In your copy, leave out the pictures and repeat every record exactly.

Records for the exercise START

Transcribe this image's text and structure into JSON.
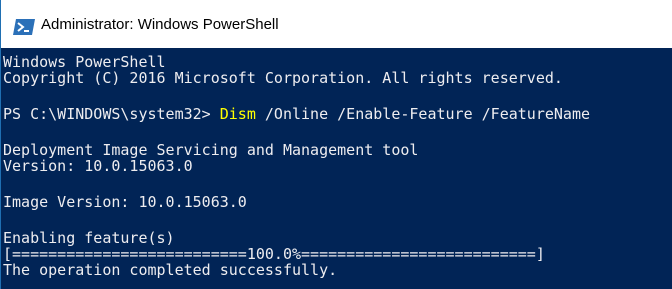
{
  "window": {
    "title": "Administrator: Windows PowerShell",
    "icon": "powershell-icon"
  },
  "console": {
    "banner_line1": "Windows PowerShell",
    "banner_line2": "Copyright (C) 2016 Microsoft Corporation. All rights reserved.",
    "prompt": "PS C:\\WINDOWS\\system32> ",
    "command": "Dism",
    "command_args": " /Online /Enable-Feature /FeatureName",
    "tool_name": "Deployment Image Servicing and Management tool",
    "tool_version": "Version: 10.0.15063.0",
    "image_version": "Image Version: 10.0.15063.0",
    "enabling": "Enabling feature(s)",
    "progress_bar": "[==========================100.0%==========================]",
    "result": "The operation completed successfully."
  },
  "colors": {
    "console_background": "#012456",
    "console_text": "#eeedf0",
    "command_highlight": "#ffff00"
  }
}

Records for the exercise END

**Task solution:**
Transcribe this image's text and structure into JSON.
{
  "window": {
    "title": "Administrator: Windows PowerShell",
    "icon": "powershell-icon"
  },
  "console": {
    "banner_line1": "Windows PowerShell",
    "banner_line2": "Copyright (C) 2016 Microsoft Corporation. All rights reserved.",
    "prompt": "PS C:\\WINDOWS\\system32> ",
    "command": "Dism",
    "command_args": " /Online /Enable-Feature /FeatureName",
    "tool_name": "Deployment Image Servicing and Management tool",
    "tool_version": "Version: 10.0.15063.0",
    "image_version": "Image Version: 10.0.15063.0",
    "enabling": "Enabling feature(s)",
    "progress_bar": "[==========================100.0%==========================]",
    "result": "The operation completed successfully."
  },
  "colors": {
    "console_background": "#012456",
    "console_text": "#eeedf0",
    "command_highlight": "#ffff00"
  }
}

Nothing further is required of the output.